* _EXERCISE INSTRUCTIONS_
Because the entries hold pictures, reproduce only their words, exactly as written.

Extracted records

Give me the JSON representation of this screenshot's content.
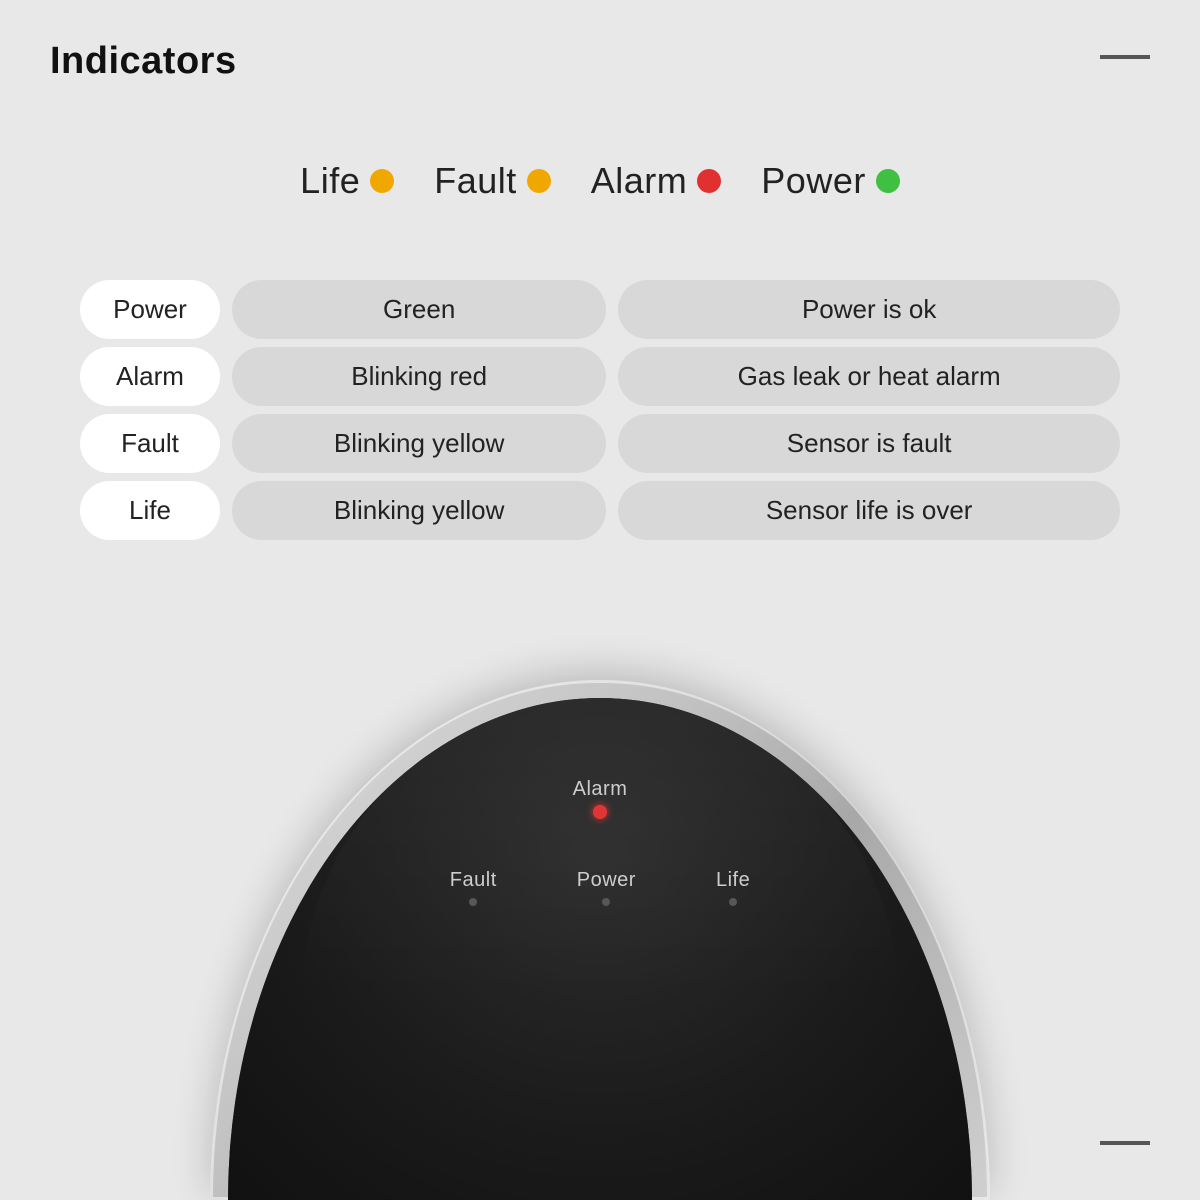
{
  "title": "Indicators",
  "legend": [
    {
      "label": "Life",
      "dotClass": "dot-yellow"
    },
    {
      "label": "Fault",
      "dotClass": "dot-yellow2"
    },
    {
      "label": "Alarm",
      "dotClass": "dot-red"
    },
    {
      "label": "Power",
      "dotClass": "dot-green"
    }
  ],
  "table": {
    "rows": [
      {
        "label": "Power",
        "indicator": "Green",
        "description": "Power is ok"
      },
      {
        "label": "Alarm",
        "indicator": "Blinking red",
        "description": "Gas leak or heat alarm"
      },
      {
        "label": "Fault",
        "indicator": "Blinking yellow",
        "description": "Sensor is fault"
      },
      {
        "label": "Life",
        "indicator": "Blinking yellow",
        "description": "Sensor life is over"
      }
    ]
  },
  "device": {
    "alarm_label": "Alarm",
    "fault_label": "Fault",
    "power_label": "Power",
    "life_label": "Life"
  }
}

* _REPLY TO THE EXERCISE_
Give me the JSON representation of this screenshot's content.
{
  "title": "Indicators",
  "legend": [
    {
      "label": "Life",
      "dotClass": "dot-yellow"
    },
    {
      "label": "Fault",
      "dotClass": "dot-yellow2"
    },
    {
      "label": "Alarm",
      "dotClass": "dot-red"
    },
    {
      "label": "Power",
      "dotClass": "dot-green"
    }
  ],
  "table": {
    "rows": [
      {
        "label": "Power",
        "indicator": "Green",
        "description": "Power is ok"
      },
      {
        "label": "Alarm",
        "indicator": "Blinking red",
        "description": "Gas leak or heat alarm"
      },
      {
        "label": "Fault",
        "indicator": "Blinking yellow",
        "description": "Sensor is fault"
      },
      {
        "label": "Life",
        "indicator": "Blinking yellow",
        "description": "Sensor life is over"
      }
    ]
  },
  "device": {
    "alarm_label": "Alarm",
    "fault_label": "Fault",
    "power_label": "Power",
    "life_label": "Life"
  }
}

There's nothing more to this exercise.